Tom Cruise is actually a very consistent movie star.
In his most recent outings, he has been making enjoyable blockbuster films by surrounding himself with good directors like Doug Liman (“Edge of Tomorrow”), Christopher McQuarrie (“Mission Impossible: Rogue Nation,” “Jack Reacher”), and Joseph Kosinski (“Oblivion”).
You know exactly what you’re going to get from a Tom Cruise movie: compelling stories, the best stunts and special effects, and a general fun time at the cinema.
Cruise is not even afraid to share the limelight and give great moments to his co-stars, like giving Emily Blunt her due in “Edge of Tomorrow” and Rebecca Ferguson in “Mission Impossible: Rogue Nation.” So after coming from a string of good blockbuster movies, “The Mummy” reboot with director Alex Kurtzman is such a disappointment because the movie is repetitive and uninspired.
Tom Cruise plays Nick Morton, who appears to be a part of the army but he somehow manages to deal in treasure hunting and that’s how he finds himself in a tomb of an ancient Egyptian princess that has been written out of history because of her connection to the Egyptian god of death, Set.
From the Persian gulf to London, Nick Morton is now cursed and is the key to stopping the Egyptian mummy with the powers of Set (played by Sofia Boutella).

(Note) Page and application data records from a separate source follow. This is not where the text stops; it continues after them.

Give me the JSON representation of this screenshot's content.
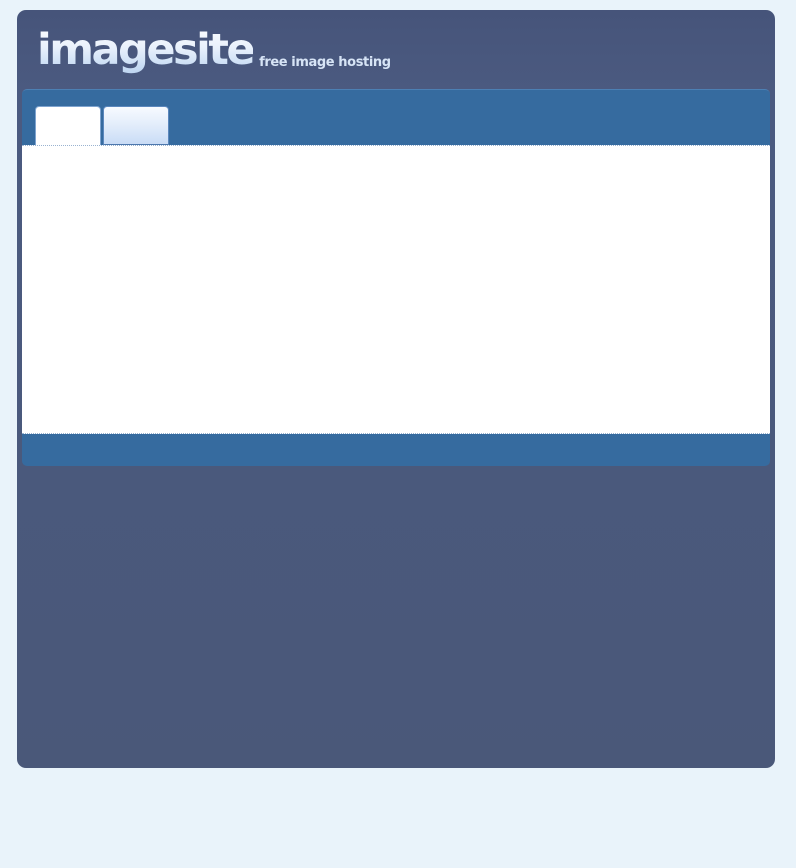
{
  "logo": {
    "word": "imagesite",
    "tagline": "free image hosting"
  },
  "tabs": [
    {
      "label": "",
      "active": true
    },
    {
      "label": "",
      "active": false
    }
  ],
  "colors": {
    "page_background": "#e9f3fa",
    "frame_background": "#4a5879",
    "panel_background": "#366b9f",
    "content_background": "#ffffff"
  }
}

In the mix is Russell Crowe playing the leader of an organization that battles evil but has a dark secret of his own and Annabelle Wallis (of “Peaky Blinders”), who plays Jenny Halsey, a woman who is probably an Egyptologist or an archeologist with ties to both men.
And if my synopsis seems very unsure, it’s due to the fact that the film doesn’t even attempt to set any sort of groundwork for the characters or the plot.
What makes the film so uninspired is that it is hell-bent in getting straight into the action and forgets to establish and develop the characters.
Nick Morton is a cad who slept with Jenny Halsey at some point before the movie and he stole a map from her, which leads us to the beginning of the film.
Throughout the film, there is a manufactured tension between Morton and Halsey but there’s not enough backstory to really push the love angle forward, nor is there chemistry, and it becomes problematic because it turns out to be an important plot point later on.
And Nick Morton himself is portrayed as an unreliable treasure hunter who only thinks about himself. At a crucial point, the story hinges on him being a good person inside but the film sort of forgot to show us any evidence of it. It’s as if the writers and the director were so focused on making these amazing set pieces and action sequences that they forgot to create moments that show us what motivates these people and who they are really.
Nick Morton is a character Tom Cruise can play in his sleep. He has done wonderfully with a similar character in “Edge of Tomorrow” but it seems he’s phoning it in in “The Mummy.” The comedic sequences fall short because either the joke isn’t funny or the delivery just doesn’t stick its landing. It’s a strange thing to watch a Tom Cruise movie and not enjoy yourself at all.
And at some point, the plot gets repetitive. Nick and Jenny just keep finding themselves in very sticky situations but you never feel like they are getting anywhere closer to a clear destination. You aren’t sure what they are running from or running towards and why.
At 110 minutes, its the shortest “Mummy” movie in comparison to the Brendan Fraser ones and I think they could have afforded an additional 15 minutes for character development and backstories.
“The Mummy” is supposed to be the beginning of a “monster universe” for Universal. A franchise that features all the classic horror films in the Universal catalogue — from the mummy, vampires, werewolves, the swamp thing, and all of the creatures of the night — but considering how uninspired this first outing is turning out to be, they might want to rethink the whole series.